Network Your Way to a New Job
“It’s all about who you know” is a phrase that used to infuriate me, because I thought people should get their jobs based on qualifications alone. But now that I’ve been on the other side of the hiring game, I realize how important familiarity and trust is in the hiring process. A personal connection to a candidate can go a long way at building trust and separating a candidate’s resume from the dozens of others sitting in an HR manager’s inbox. It’s better to embrace this fact than to reject it, so here are some ways to network and build connections that improve your chances of landing your next job.
Social media is an incredibly powerful tool and, when used well, can be a great way to network. If there’s a list of companies you have your eye on, connect with the higher-ups on LinkedIn and Twitter. Engage with the company’s content on Twitter or Facebook. These are good first steps towards building relationships with the companies and people you want to familiarize yourself with. And since it’s likely they’ll post new job openings on their social channels, you’ll be one of the first to know.
While we’re on the subject of social media, take some time to ensure your profiles are professional. It’s common practice for employers to Google you, and you want the things they find to add to your qualifications, rather than detract from them.

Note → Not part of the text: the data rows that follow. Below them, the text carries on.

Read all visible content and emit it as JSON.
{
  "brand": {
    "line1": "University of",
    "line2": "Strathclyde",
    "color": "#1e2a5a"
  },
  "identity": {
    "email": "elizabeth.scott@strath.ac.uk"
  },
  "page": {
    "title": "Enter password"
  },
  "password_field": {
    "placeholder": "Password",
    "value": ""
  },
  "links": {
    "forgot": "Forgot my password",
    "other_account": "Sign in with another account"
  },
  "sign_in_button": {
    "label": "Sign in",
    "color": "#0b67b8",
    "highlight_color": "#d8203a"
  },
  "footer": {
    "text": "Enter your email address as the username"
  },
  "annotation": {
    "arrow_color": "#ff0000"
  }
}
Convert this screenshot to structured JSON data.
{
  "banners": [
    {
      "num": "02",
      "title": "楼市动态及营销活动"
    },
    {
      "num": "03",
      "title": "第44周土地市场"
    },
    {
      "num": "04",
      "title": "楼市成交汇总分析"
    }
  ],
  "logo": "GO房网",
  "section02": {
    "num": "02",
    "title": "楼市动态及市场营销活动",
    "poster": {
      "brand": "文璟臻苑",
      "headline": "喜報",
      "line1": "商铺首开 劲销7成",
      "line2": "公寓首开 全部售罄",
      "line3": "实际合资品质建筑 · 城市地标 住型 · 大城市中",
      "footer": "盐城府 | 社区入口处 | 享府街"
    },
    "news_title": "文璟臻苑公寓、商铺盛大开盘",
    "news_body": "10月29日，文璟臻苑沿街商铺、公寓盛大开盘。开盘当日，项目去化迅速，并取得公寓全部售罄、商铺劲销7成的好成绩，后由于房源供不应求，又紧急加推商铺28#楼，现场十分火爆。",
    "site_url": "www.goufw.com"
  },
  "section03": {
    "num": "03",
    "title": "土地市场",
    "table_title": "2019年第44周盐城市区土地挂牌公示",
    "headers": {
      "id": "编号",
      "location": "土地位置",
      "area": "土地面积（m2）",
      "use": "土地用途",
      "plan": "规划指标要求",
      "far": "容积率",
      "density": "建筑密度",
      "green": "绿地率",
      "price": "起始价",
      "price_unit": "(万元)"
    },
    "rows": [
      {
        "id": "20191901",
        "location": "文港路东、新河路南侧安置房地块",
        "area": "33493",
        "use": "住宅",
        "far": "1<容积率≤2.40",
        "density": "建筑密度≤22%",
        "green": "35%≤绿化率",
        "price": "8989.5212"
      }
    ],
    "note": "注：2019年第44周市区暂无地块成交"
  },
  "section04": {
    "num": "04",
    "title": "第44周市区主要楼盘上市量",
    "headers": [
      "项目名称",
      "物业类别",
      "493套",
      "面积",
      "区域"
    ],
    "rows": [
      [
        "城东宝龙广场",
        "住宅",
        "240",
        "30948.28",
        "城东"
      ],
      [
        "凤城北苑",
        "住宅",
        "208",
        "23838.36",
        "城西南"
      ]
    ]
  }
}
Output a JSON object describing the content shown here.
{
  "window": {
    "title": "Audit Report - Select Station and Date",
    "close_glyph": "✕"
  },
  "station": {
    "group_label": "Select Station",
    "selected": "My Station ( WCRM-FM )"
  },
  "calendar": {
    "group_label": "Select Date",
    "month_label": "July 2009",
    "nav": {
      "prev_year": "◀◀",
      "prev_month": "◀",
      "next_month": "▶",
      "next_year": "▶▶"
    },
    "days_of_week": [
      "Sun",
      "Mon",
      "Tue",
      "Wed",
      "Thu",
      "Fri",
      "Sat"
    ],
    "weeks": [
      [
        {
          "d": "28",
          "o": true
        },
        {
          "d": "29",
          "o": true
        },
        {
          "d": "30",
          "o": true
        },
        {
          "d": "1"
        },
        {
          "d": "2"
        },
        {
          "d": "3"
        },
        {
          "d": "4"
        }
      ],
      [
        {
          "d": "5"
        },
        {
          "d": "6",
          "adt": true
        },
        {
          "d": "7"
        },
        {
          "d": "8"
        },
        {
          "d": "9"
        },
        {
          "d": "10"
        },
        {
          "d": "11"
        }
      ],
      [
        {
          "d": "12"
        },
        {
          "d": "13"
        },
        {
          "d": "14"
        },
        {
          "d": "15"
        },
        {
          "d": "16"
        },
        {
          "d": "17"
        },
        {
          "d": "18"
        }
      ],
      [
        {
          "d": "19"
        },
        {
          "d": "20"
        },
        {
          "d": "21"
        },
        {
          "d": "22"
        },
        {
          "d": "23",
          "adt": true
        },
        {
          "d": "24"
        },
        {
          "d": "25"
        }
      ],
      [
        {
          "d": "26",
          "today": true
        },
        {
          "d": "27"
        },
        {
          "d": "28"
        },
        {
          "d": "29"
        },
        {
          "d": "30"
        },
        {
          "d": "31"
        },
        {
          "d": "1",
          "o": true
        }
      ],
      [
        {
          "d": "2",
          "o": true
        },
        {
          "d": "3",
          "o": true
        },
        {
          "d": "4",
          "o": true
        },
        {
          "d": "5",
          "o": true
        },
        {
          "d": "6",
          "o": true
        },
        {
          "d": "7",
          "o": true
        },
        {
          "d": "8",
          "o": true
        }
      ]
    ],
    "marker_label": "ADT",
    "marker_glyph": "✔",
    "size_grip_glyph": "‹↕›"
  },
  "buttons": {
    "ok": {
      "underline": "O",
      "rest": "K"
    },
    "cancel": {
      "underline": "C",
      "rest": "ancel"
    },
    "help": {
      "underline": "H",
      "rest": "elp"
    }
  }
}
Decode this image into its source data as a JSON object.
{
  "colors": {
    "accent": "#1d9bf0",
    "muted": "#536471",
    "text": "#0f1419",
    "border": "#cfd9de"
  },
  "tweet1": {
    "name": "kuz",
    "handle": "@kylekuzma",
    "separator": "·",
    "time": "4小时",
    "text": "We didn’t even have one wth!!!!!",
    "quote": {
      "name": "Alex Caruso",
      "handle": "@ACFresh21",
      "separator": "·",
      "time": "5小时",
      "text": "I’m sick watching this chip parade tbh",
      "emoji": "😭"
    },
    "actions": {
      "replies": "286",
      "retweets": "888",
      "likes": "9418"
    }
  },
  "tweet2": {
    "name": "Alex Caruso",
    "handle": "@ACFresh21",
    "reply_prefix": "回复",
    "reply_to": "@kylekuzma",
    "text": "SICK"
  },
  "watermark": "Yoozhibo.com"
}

You may be done with college, but that doesn’t mean you should totally forget about it. Your school likely has an Alumni Organization, which can come with perks and networking opportunities. Winthrop’s Alumni Organization, for example, is free and offers events throughout the year for networking and professional development. And as if that wasn’t enough, you’ll also have full access to the Center for Career and Civic Engagement, which gives you access to job listings, computers, and career counseling among other things.
Get together with other recent grads and those already working in their profession to network and have a little fun. The York County Young Professionals have regular meetups at York County’s newest restaurants like Roasting Company and Carolina Ale House, making it a much more relaxed way to get to know people. Not only will it help you become more familiar with the businesses in the community (and potentially help you zero in on which ones you’d want to work for), but it will also help you gain a more professional, like-minded group of friends.
Visit yorkcountychamber.com/yp for more information on how to join York County’s Young Professionals.
Meetups & Other Professional Organizations
Finding a group to join is not as hard as it once was. Meetup.com has hundreds of events you can browse. Some are primarily focused on business & professional development, and others are just based on interest. Did you know how many fellow writers were in your area? Do you know how many coding events there are in the next 3 months? It’s a great resource to check out for professional and personal development.
You can also use LinkedIn’s “Groups” tool to find professional organizations. Some of them cost money to join, but if you’re really looking to get ahead in a career field, you won’t want to pass up the benefits some of these groups offer.
Lastly, just do what you’re already doing. You’ve likely already got a network of friends and acquaintances, so maintain those relationships. Stay in good standing with previous employers so you can reach out for references in the future.
One thing I’ve learned is that no one can help you find a job they don’t know you want. So don’t be afraid to talk to people about your goals and plans, and don’t be afraid to ask other professionals in your field for advice. So good luck on your search, and hopefully we’ll see you at an event soon!